#### EXERCISE AIM
Copy every entry exactly as it reads and exclude whatever pictures appear.

Top of MATERIAL SHOWN

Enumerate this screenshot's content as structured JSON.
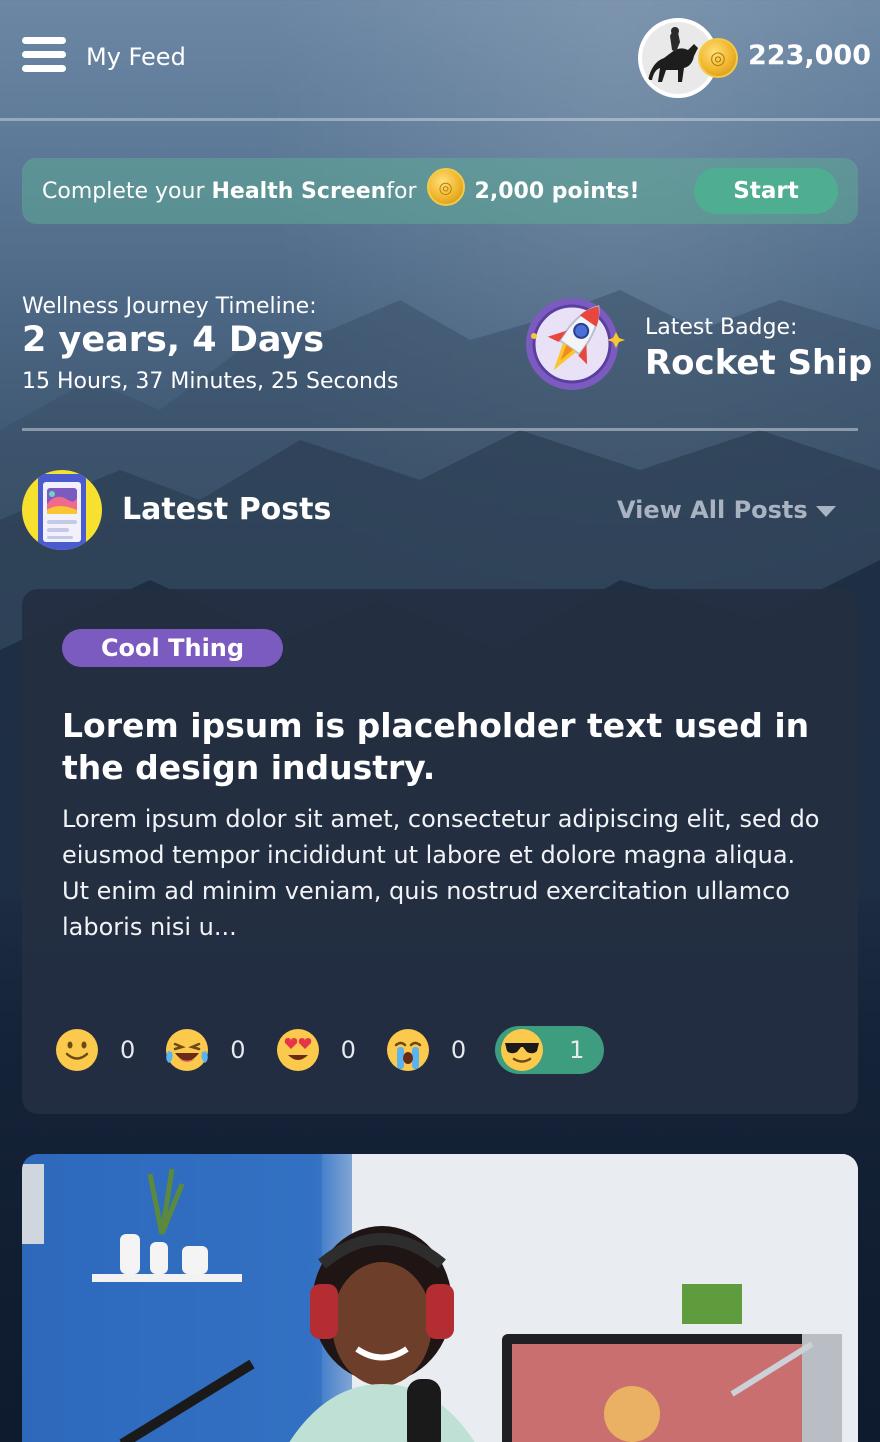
{
  "header": {
    "title": "My Feed",
    "points_total": "223,000"
  },
  "banner": {
    "prefix": "Complete your ",
    "highlight": "Health Screen",
    "middle": " for",
    "points": "2,000 points!",
    "cta": "Start"
  },
  "timeline": {
    "label": "Wellness Journey Timeline:",
    "main": "2 years, 4 Days",
    "sub": "15 Hours, 37 Minutes, 25 Seconds"
  },
  "badge": {
    "label": "Latest Badge:",
    "name": "Rocket Ship"
  },
  "posts_section": {
    "title": "Latest Posts",
    "view_all": "View All Posts"
  },
  "post": {
    "tag": "Cool Thing",
    "title": "Lorem ipsum is placeholder text used in the design industry.",
    "body": "Lorem ipsum dolor sit amet, consectetur adipiscing elit, sed do eiusmod tempor incididunt ut labore et dolore magna aliqua. Ut enim ad minim veniam, quis nostrud exercitation ullamco laboris nisi u...",
    "reactions": [
      {
        "icon": "smile-emoji-icon",
        "count": "0"
      },
      {
        "icon": "laughing-emoji-icon",
        "count": "0"
      },
      {
        "icon": "heart-eyes-emoji-icon",
        "count": "0"
      },
      {
        "icon": "crying-emoji-icon",
        "count": "0"
      },
      {
        "icon": "sunglasses-emoji-icon",
        "count": "1"
      }
    ]
  },
  "colors": {
    "accent_green": "#4fae92",
    "tag_purple": "#7b5bbf",
    "card_bg": "#232e42"
  }
}
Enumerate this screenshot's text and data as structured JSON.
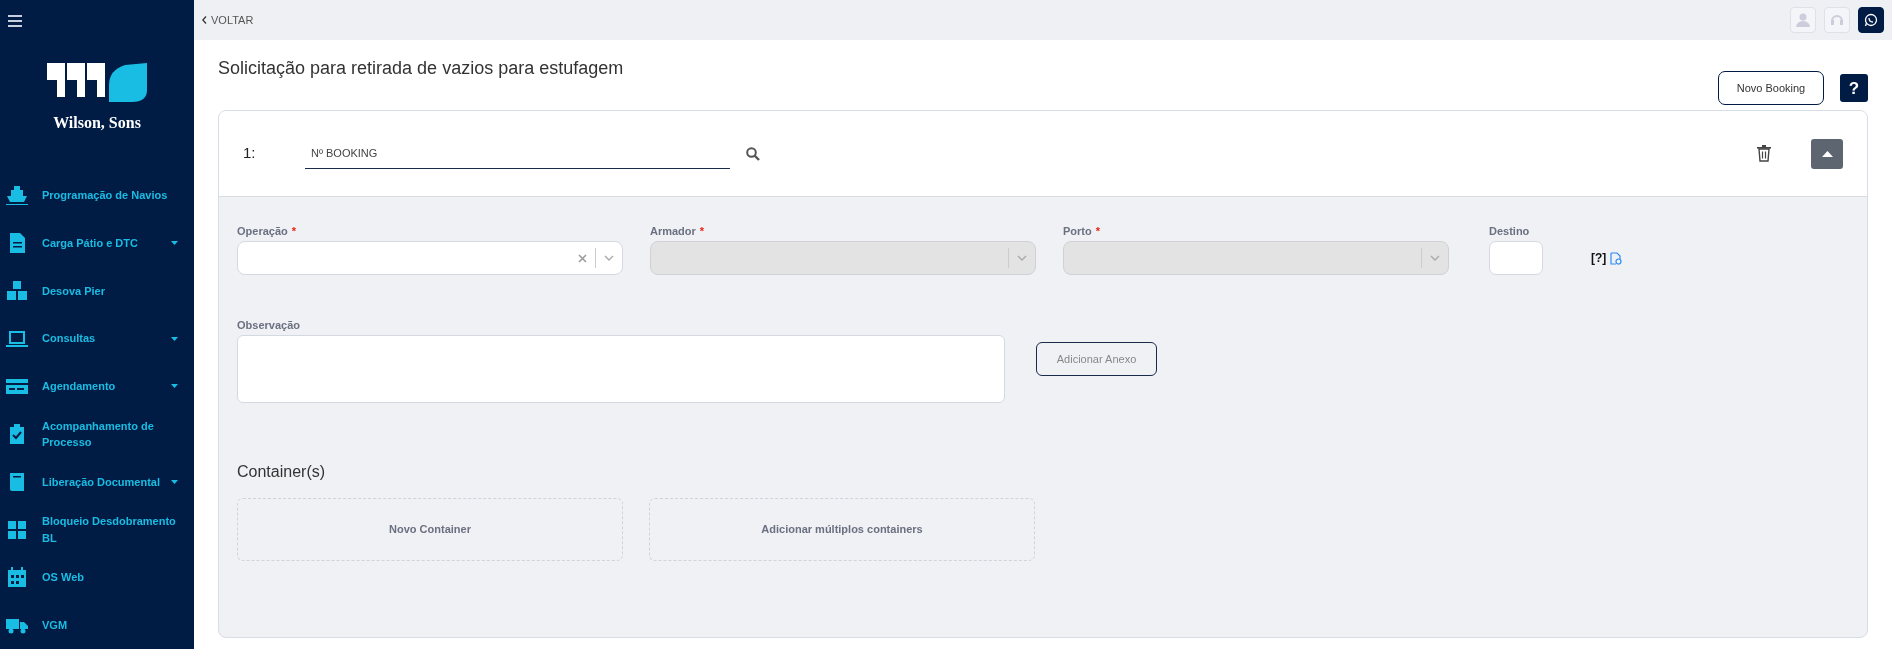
{
  "sidebar": {
    "logo_text": "Wilson, Sons",
    "items": [
      {
        "label": "Programação de Navios",
        "has_submenu": false
      },
      {
        "label": "Carga Pátio e DTC",
        "has_submenu": true
      },
      {
        "label": "Desova Pier",
        "has_submenu": false
      },
      {
        "label": "Consultas",
        "has_submenu": true
      },
      {
        "label": "Agendamento",
        "has_submenu": true
      },
      {
        "label": "Acompanhamento de Processo",
        "has_submenu": false
      },
      {
        "label": "Liberação Documental",
        "has_submenu": true
      },
      {
        "label": "Bloqueio Desdobramento BL",
        "has_submenu": false
      },
      {
        "label": "OS Web",
        "has_submenu": false
      },
      {
        "label": "VGM",
        "has_submenu": false
      }
    ]
  },
  "topbar": {
    "back_label": "VOLTAR"
  },
  "page": {
    "title": "Solicitação para retirada de vazios para estufagem",
    "new_booking_button": "Novo Booking",
    "help_button": "?"
  },
  "booking": {
    "index": "1:",
    "placeholder": "Nº BOOKING",
    "fields": [
      {
        "kind": "select",
        "label": "Operação",
        "required_mark": "*",
        "disabled": false,
        "clearable": true
      },
      {
        "kind": "select",
        "label": "Armador",
        "required_mark": "*",
        "disabled": true,
        "clearable": false
      },
      {
        "kind": "select",
        "label": "Porto",
        "required_mark": "*",
        "disabled": true,
        "clearable": false
      },
      {
        "kind": "text",
        "label": "Destino",
        "disabled": false
      }
    ],
    "destino_help": "[?]",
    "observation_label": "Observação",
    "attach_button": "Adicionar Anexo",
    "containers_title": "Container(s)",
    "container_actions": [
      "Novo Container",
      "Adicionar múltiplos containers"
    ]
  }
}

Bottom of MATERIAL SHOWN

#### RESPONSE TO THIS TASK
Enumerate this screenshot's content as structured JSON.
{
  "header": {
    "title": "My Feed",
    "points_total": "223,000"
  },
  "banner": {
    "prefix": "Complete your ",
    "highlight": "Health Screen",
    "middle": " for",
    "points": "2,000 points!",
    "cta": "Start"
  },
  "timeline": {
    "label": "Wellness Journey Timeline:",
    "main": "2 years, 4 Days",
    "sub": "15 Hours, 37 Minutes, 25 Seconds"
  },
  "badge": {
    "label": "Latest Badge:",
    "name": "Rocket Ship"
  },
  "posts_section": {
    "title": "Latest Posts",
    "view_all": "View All Posts"
  },
  "post": {
    "tag": "Cool Thing",
    "title": "Lorem ipsum is placeholder text used in the design industry.",
    "body": "Lorem ipsum dolor sit amet, consectetur adipiscing elit, sed do eiusmod tempor incididunt ut labore et dolore magna aliqua. Ut enim ad minim veniam, quis nostrud exercitation ullamco laboris nisi u...",
    "reactions": [
      {
        "icon": "smile-emoji-icon",
        "count": "0"
      },
      {
        "icon": "laughing-emoji-icon",
        "count": "0"
      },
      {
        "icon": "heart-eyes-emoji-icon",
        "count": "0"
      },
      {
        "icon": "crying-emoji-icon",
        "count": "0"
      },
      {
        "icon": "sunglasses-emoji-icon",
        "count": "1"
      }
    ]
  },
  "colors": {
    "accent_green": "#4fae92",
    "tag_purple": "#7b5bbf",
    "card_bg": "#232e42"
  }
}
Enumerate this screenshot's text and data as structured JSON.
{
  "sidebar": {
    "logo_text": "Wilson, Sons",
    "items": [
      {
        "label": "Programação de Navios",
        "has_submenu": false
      },
      {
        "label": "Carga Pátio e DTC",
        "has_submenu": true
      },
      {
        "label": "Desova Pier",
        "has_submenu": false
      },
      {
        "label": "Consultas",
        "has_submenu": true
      },
      {
        "label": "Agendamento",
        "has_submenu": true
      },
      {
        "label": "Acompanhamento de Processo",
        "has_submenu": false
      },
      {
        "label": "Liberação Documental",
        "has_submenu": true
      },
      {
        "label": "Bloqueio Desdobramento BL",
        "has_submenu": false
      },
      {
        "label": "OS Web",
        "has_submenu": false
      },
      {
        "label": "VGM",
        "has_submenu": false
      }
    ]
  },
  "topbar": {
    "back_label": "VOLTAR"
  },
  "page": {
    "title": "Solicitação para retirada de vazios para estufagem",
    "new_booking_button": "Novo Booking",
    "help_button": "?"
  },
  "booking": {
    "index": "1:",
    "placeholder": "Nº BOOKING",
    "fields": [
      {
        "kind": "select",
        "label": "Operação",
        "required_mark": "*",
        "disabled": false,
        "clearable": true
      },
      {
        "kind": "select",
        "label": "Armador",
        "required_mark": "*",
        "disabled": true,
        "clearable": false
      },
      {
        "kind": "select",
        "label": "Porto",
        "required_mark": "*",
        "disabled": true,
        "clearable": false
      },
      {
        "kind": "text",
        "label": "Destino",
        "disabled": false
      }
    ],
    "destino_help": "[?]",
    "observation_label": "Observação",
    "attach_button": "Adicionar Anexo",
    "containers_title": "Container(s)",
    "container_actions": [
      "Novo Container",
      "Adicionar múltiplos containers"
    ]
  }
}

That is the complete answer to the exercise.